**ABOUT THIS EXERCISE:** Pictures are to be left out, and every entry repeated exactly.

[Web page and app entries]
-------------------------

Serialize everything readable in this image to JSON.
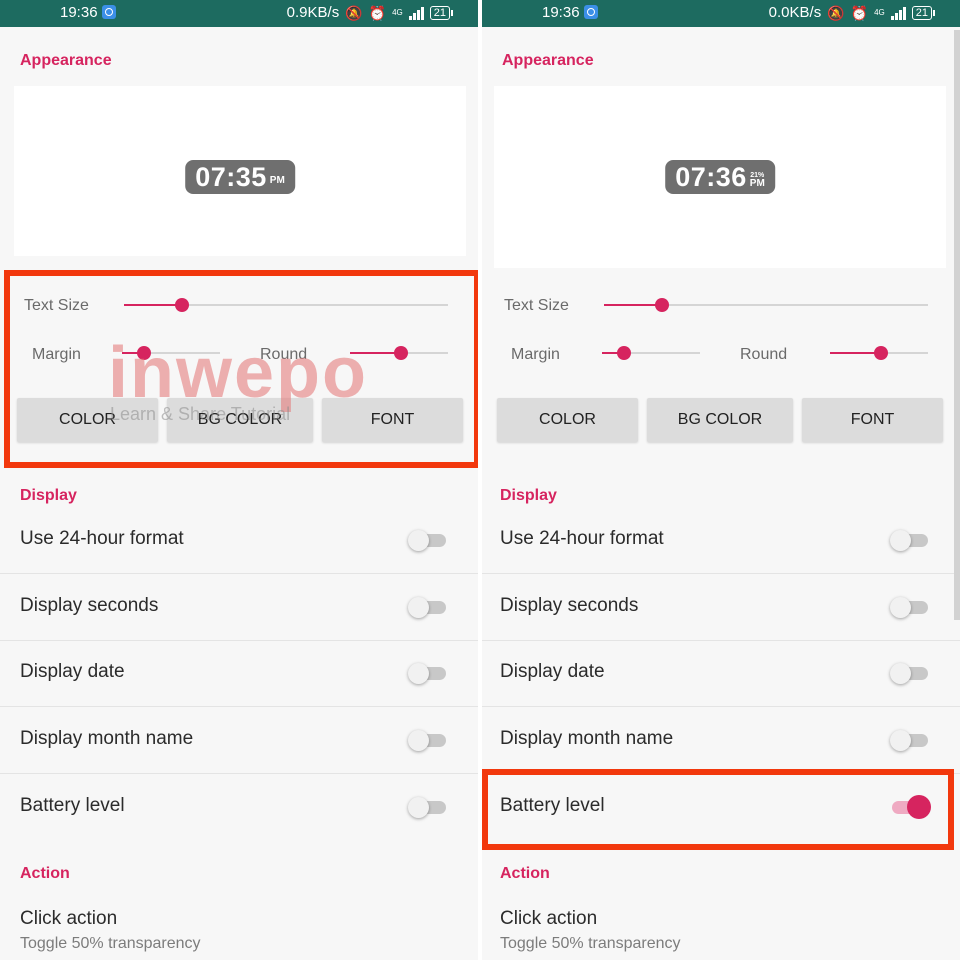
{
  "accent_color": "#d6245f",
  "highlight_color": "#f2380d",
  "statusbar_color": "#1d6b60",
  "left": {
    "status": {
      "time": "19:36",
      "speed": "0.9KB/s",
      "network": "4G",
      "battery": "21"
    },
    "appearance_title": "Appearance",
    "clock": {
      "time": "07:35",
      "ampm": "PM",
      "battery": ""
    },
    "sliders": {
      "text_size": {
        "label": "Text Size",
        "value": 0.18
      },
      "margin": {
        "label": "Margin",
        "value": 0.22
      },
      "round": {
        "label": "Round",
        "value": 0.52
      }
    },
    "buttons": {
      "color": "COLOR",
      "bg_color": "BG COLOR",
      "font": "FONT"
    },
    "display_title": "Display",
    "toggles": [
      {
        "label": "Use 24-hour format",
        "on": false
      },
      {
        "label": "Display seconds",
        "on": false
      },
      {
        "label": "Display date",
        "on": false
      },
      {
        "label": "Display month name",
        "on": false
      },
      {
        "label": "Battery level",
        "on": false
      }
    ],
    "action_title": "Action",
    "click_action": {
      "label": "Click action",
      "value": "Toggle 50% transparency"
    }
  },
  "right": {
    "status": {
      "time": "19:36",
      "speed": "0.0KB/s",
      "network": "4G",
      "battery": "21"
    },
    "appearance_title": "Appearance",
    "clock": {
      "time": "07:36",
      "ampm": "PM",
      "battery": "21%"
    },
    "sliders": {
      "text_size": {
        "label": "Text Size",
        "value": 0.18
      },
      "margin": {
        "label": "Margin",
        "value": 0.22
      },
      "round": {
        "label": "Round",
        "value": 0.52
      }
    },
    "buttons": {
      "color": "COLOR",
      "bg_color": "BG COLOR",
      "font": "FONT"
    },
    "display_title": "Display",
    "toggles": [
      {
        "label": "Use 24-hour format",
        "on": false
      },
      {
        "label": "Display seconds",
        "on": false
      },
      {
        "label": "Display date",
        "on": false
      },
      {
        "label": "Display month name",
        "on": false
      },
      {
        "label": "Battery level",
        "on": true
      }
    ],
    "action_title": "Action",
    "click_action": {
      "label": "Click action",
      "value": "Toggle 50% transparency"
    }
  },
  "watermark": {
    "brand": "inwepo",
    "tagline": "Learn & Share Tutorial"
  }
}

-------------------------

**TASK SOLUTION:**
Serialize everything readable in this image to JSON.
{
  "accent_color": "#d6245f",
  "highlight_color": "#f2380d",
  "statusbar_color": "#1d6b60",
  "left": {
    "status": {
      "time": "19:36",
      "speed": "0.9KB/s",
      "network": "4G",
      "battery": "21"
    },
    "appearance_title": "Appearance",
    "clock": {
      "time": "07:35",
      "ampm": "PM",
      "battery": ""
    },
    "sliders": {
      "text_size": {
        "label": "Text Size",
        "value": 0.18
      },
      "margin": {
        "label": "Margin",
        "value": 0.22
      },
      "round": {
        "label": "Round",
        "value": 0.52
      }
    },
    "buttons": {
      "color": "COLOR",
      "bg_color": "BG COLOR",
      "font": "FONT"
    },
    "display_title": "Display",
    "toggles": [
      {
        "label": "Use 24-hour format",
        "on": false
      },
      {
        "label": "Display seconds",
        "on": false
      },
      {
        "label": "Display date",
        "on": false
      },
      {
        "label": "Display month name",
        "on": false
      },
      {
        "label": "Battery level",
        "on": false
      }
    ],
    "action_title": "Action",
    "click_action": {
      "label": "Click action",
      "value": "Toggle 50% transparency"
    }
  },
  "right": {
    "status": {
      "time": "19:36",
      "speed": "0.0KB/s",
      "network": "4G",
      "battery": "21"
    },
    "appearance_title": "Appearance",
    "clock": {
      "time": "07:36",
      "ampm": "PM",
      "battery": "21%"
    },
    "sliders": {
      "text_size": {
        "label": "Text Size",
        "value": 0.18
      },
      "margin": {
        "label": "Margin",
        "value": 0.22
      },
      "round": {
        "label": "Round",
        "value": 0.52
      }
    },
    "buttons": {
      "color": "COLOR",
      "bg_color": "BG COLOR",
      "font": "FONT"
    },
    "display_title": "Display",
    "toggles": [
      {
        "label": "Use 24-hour format",
        "on": false
      },
      {
        "label": "Display seconds",
        "on": false
      },
      {
        "label": "Display date",
        "on": false
      },
      {
        "label": "Display month name",
        "on": false
      },
      {
        "label": "Battery level",
        "on": true
      }
    ],
    "action_title": "Action",
    "click_action": {
      "label": "Click action",
      "value": "Toggle 50% transparency"
    }
  },
  "watermark": {
    "brand": "inwepo",
    "tagline": "Learn & Share Tutorial"
  }
}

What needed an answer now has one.